Percent of clients who receive high quality, comprehensive counseling for LAPMs
Percent of clients in facilities that provide at least one long-acting or permanent method (LAPM) and/or offer referrals for LAPMs who received high quality counseling for LAPMs for example:
- Greet client respectfully according to local norms
- Maintain auditory and visual privacy
- Give sufficient key information to clients about requested services
- Allow client to talk and listens to client’s concern, responds to questions, and assesses need for other services
- Use service-specific job aids and behavior change communication (BCC) materials during counseling
- Use Tiahrt chart as a BCC material
- Ensure customer’s eligibility, ensures voluntarism and informed choice, and gets informed consent
This indicator is calculated as:
(Number of observed LAPM counseling sessions that were deemed high quality and comprehensive / Total number of observed LAPM counseling sessions) x 100
Data compiled from use of a checklist of quality components in a LAPM counseling session collected by trained observers who attend counseling sessions. See the Sample Medical Monitoring Checklists by the ACQUIRE Project/EngenderHealth, examples.
Data should reflect the sex, age and parity of individuals being counseled as well as the sex and age of the provider to support improved counseling skills in cases of provider bias.
If targeting and/or linking to inequity, classify outlets where counseling is taking place by location (poor/not poor) and disaggregate by area served. Exit interviews can be conducted with clients to determine client’s poverty status.
Facility observation visits or exit interviews
This measurement of quality determines the extent to which staff in facilities that provide LAPMs or referrals are providing clients with thorough and accurate information about their family planning choices. It can also be a proxy indicator for how well service providers have mastered relevant knowledge from an LAPM training. If the evaluator observes the counseling session to be insufficient, the data should be used in a positive, not punitive way to support enhanced counseling skills.
Evaluators should take into consideration the context in which the observed counseling session is taking place. For example, there may be contextual factors such as the counseling area lacks privacy or there is a long line of clients to be seen that may compromise the quality of counseling services, even if the provider is fully competent to provide high-quality, comprehensive LAPM counseling.
family planning, long-acting/permanent methods (LAPM), quality

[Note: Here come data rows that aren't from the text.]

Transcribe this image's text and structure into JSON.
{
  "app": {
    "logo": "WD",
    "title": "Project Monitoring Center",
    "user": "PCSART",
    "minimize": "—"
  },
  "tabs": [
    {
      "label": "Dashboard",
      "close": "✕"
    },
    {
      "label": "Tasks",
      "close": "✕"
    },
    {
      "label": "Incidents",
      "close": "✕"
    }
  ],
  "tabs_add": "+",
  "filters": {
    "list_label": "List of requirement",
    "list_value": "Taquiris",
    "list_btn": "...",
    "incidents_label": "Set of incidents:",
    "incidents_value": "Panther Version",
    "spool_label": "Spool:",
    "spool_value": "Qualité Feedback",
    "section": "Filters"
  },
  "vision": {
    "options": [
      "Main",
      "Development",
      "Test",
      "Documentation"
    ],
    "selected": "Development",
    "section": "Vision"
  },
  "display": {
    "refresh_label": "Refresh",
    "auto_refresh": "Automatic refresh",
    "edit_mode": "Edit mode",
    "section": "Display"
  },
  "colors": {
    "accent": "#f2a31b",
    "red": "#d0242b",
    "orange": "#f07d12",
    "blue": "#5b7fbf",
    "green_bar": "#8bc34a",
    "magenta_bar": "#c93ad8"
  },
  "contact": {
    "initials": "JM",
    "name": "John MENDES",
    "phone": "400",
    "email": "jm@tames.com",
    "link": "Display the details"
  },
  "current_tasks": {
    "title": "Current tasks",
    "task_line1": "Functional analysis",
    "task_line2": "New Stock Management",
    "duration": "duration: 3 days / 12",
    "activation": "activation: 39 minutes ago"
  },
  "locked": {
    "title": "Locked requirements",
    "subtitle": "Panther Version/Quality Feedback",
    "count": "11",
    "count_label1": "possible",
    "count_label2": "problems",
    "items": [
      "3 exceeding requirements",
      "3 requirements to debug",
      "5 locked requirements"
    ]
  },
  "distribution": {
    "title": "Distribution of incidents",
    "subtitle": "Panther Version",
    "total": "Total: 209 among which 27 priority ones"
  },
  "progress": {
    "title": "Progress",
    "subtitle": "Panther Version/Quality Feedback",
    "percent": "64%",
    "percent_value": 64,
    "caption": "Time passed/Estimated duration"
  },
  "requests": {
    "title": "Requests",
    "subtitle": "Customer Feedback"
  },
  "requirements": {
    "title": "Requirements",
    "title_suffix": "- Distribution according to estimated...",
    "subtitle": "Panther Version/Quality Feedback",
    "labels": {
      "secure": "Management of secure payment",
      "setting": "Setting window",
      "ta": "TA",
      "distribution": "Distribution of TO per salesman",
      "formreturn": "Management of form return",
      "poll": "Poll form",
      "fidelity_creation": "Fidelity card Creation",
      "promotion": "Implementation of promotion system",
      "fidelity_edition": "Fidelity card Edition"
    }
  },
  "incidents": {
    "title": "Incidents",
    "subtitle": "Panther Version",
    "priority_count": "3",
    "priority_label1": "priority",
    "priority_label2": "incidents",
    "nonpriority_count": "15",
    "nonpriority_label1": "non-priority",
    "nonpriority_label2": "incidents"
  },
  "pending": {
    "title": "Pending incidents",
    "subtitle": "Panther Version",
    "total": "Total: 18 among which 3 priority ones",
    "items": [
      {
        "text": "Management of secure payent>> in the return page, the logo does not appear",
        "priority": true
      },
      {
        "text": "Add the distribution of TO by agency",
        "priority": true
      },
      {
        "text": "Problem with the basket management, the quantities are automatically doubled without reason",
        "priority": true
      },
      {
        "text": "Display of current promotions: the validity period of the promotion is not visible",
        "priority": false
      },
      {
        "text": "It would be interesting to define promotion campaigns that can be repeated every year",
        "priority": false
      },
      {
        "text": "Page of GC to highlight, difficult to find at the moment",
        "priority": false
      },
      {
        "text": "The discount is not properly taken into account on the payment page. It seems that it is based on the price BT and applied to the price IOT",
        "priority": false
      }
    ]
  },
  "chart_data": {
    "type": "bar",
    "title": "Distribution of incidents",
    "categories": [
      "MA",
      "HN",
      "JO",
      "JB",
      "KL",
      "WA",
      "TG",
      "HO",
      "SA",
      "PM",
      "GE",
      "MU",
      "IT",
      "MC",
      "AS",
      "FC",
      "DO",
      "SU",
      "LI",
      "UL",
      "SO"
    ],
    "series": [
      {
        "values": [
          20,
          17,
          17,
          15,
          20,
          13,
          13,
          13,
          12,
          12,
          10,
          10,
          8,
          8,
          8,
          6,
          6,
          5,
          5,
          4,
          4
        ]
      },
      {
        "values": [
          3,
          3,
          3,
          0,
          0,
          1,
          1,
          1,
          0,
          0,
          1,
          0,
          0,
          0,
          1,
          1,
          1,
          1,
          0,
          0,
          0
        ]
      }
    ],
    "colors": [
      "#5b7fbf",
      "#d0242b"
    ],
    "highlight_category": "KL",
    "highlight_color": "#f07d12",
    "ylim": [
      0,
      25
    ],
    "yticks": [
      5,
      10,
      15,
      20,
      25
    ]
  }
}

Observers should note provider bias related to male or female methods and/or if providers counsel women, men or couples differently. A gender assessment of counseling could highlight if programs need to find better ways to engage men or better ways to understand the constraints women experience in accessing the full range of contraceptive methods.